4.  I've learned the greatest gift you can give to others is empathy.

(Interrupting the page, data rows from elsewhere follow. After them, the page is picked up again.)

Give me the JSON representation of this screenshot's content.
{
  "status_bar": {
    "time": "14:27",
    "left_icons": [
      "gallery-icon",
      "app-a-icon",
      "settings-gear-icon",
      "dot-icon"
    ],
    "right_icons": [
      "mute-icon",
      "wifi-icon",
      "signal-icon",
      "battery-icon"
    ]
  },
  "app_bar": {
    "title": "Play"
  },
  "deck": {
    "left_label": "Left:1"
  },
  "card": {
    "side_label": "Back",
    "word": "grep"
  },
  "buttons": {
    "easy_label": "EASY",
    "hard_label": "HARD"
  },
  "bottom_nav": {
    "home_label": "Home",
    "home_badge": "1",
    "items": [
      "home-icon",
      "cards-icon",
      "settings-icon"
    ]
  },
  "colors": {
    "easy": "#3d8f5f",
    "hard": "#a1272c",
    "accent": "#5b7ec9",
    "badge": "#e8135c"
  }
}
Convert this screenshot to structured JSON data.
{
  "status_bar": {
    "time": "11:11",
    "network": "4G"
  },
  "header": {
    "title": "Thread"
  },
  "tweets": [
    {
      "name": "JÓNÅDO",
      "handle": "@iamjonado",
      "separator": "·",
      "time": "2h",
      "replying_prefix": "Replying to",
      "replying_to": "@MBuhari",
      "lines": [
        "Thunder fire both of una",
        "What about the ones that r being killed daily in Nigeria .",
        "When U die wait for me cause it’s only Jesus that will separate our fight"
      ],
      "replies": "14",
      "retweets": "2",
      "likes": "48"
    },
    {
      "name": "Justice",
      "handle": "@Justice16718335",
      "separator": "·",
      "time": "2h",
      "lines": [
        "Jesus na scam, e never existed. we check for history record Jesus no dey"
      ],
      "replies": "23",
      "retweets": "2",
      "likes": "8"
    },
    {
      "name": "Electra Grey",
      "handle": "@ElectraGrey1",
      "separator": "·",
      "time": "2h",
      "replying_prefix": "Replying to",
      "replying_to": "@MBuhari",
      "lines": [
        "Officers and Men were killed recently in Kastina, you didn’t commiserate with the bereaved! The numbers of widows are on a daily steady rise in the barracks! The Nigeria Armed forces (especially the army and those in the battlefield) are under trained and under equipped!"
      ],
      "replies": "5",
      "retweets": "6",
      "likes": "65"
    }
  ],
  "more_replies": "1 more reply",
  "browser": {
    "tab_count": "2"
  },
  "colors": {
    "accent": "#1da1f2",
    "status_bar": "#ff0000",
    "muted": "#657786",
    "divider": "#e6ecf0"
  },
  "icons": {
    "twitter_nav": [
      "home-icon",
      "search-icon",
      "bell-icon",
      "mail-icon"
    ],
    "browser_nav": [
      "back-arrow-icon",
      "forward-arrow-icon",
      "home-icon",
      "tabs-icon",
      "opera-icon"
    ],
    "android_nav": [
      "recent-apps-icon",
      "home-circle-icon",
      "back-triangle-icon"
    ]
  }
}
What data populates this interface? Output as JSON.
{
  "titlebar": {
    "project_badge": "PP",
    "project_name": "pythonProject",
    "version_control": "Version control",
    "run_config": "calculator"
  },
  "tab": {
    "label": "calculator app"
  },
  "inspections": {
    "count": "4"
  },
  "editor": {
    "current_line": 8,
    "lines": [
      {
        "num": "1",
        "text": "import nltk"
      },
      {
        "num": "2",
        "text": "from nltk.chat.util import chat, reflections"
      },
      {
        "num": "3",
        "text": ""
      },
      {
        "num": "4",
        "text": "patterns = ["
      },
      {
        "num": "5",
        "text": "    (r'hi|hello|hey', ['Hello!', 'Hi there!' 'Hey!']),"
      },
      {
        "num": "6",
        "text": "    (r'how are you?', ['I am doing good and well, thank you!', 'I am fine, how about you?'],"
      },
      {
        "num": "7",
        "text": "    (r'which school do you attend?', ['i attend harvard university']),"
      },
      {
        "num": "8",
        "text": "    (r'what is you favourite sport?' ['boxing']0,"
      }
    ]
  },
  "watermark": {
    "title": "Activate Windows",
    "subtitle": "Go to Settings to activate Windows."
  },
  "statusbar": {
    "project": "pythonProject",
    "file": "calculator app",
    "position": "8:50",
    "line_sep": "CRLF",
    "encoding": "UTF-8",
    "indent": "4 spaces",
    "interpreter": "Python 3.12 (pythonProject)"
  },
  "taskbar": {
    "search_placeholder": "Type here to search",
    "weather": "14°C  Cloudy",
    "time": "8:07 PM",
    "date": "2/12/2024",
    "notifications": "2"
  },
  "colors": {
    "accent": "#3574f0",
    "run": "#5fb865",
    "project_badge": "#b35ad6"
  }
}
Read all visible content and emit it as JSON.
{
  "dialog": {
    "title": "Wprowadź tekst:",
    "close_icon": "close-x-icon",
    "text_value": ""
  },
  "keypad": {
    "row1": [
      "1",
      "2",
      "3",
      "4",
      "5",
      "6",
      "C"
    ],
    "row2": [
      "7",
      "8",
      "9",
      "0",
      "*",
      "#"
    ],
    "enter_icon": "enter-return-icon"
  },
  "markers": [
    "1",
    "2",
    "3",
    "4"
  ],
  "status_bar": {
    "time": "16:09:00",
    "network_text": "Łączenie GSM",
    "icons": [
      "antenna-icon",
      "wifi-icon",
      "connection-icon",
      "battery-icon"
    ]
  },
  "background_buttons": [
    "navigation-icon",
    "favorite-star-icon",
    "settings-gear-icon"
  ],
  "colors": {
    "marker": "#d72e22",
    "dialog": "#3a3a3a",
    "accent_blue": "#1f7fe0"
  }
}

The saying "Don't judge a man until you've walked two moons in his moccasins" or "Don't judge a man until you've walked a mile in his shoes" is so true.  Many times I'm quick to judge people either by their appearances, their demeanor, or their attitude.    I'm quick to judge people who seem angry, defensive, or hostile.  I also catch myself envying people who seem like they have the perfect life or the perfect marriage, BUT...  I don't know them.  I don't know their life.  I don't know what hardships they've faced, and I certainly don't know their own worries, anxieties, or fears.  In the past year, I've learned to practice having empathy for family members and friends.  I've also learned  to have empathy for complaining students and even bickering politicians.  At the end of the day, we're all just little kids in adult bodies.  In fact, when I start picturing adults as a three year-old versions of themselves, I realize that we all started out the same.  We were all once young, innocent, and pure; underneath those harbored insecurities, failed dreams, feelings of loss and mourning, we still are those pure, perfect babes.

5.  I've learned that it's not always about money.
I live in a wealthy part of the country, and consequently, a very wealthy part of the world.  Connecticut, being close to New York, is usually ranked as the third or forth wealthiest state based on our median household income.  While I live in a working class neighborhood, some of our more prominent surrounding towns boast million dollar mansions with perfect green lawns, sprawling gardens, and picture-perfect sunset views.  I catch myself admiring those houses way more than I should and wishing I had a larger kitchen, a greener lawn, or you name what else.  While I still struggle with wanting to make a higher income, I've learned that my happiest days were those when I didn't have an income at all.  It was just about me staying home with my little boy and being present for all his big and small moments.  With him, it felt like time stopped, and for once, it didn't matter if my neighbors had a bigger house.  At the end of the day, do I want my son to remember me for being a loving mom who was fully present with him or to remember me as the mom who didn't have time because she was always trying to make money?  We need enough money to get by, but after that, its about creating fun, long-lasting memories (ones filled with love, joy, and support) that truly count.

6.  I've learned that true happiness comes from appreciating what you have.
A while back, I started a gratitude journal.  These days, I don't always have the time to write my gratitude list for the day, but I still wake up every morning thanking God for the wonderful gifts we have in our lives.  When I stop focusing on my "wants," and instead, focus on what I already have, I realize just how much I am blessed.  It's the simple things that we take for granted that truly mean so much--I'm thankful that I can wake up to a warm house, that my favorite cereal is in the pantry, that I have a car to drive to work, that I have a job where I can earn a decent salary, etc.  And then, of course, there are the larger things that I take for granted such as having a healthy and happy little boy that keeps me entertained all day long.  I've come to realize that the answer to being happy is to stop focusing on what I don't have and to instead pay attention to the abundance that I've already been given.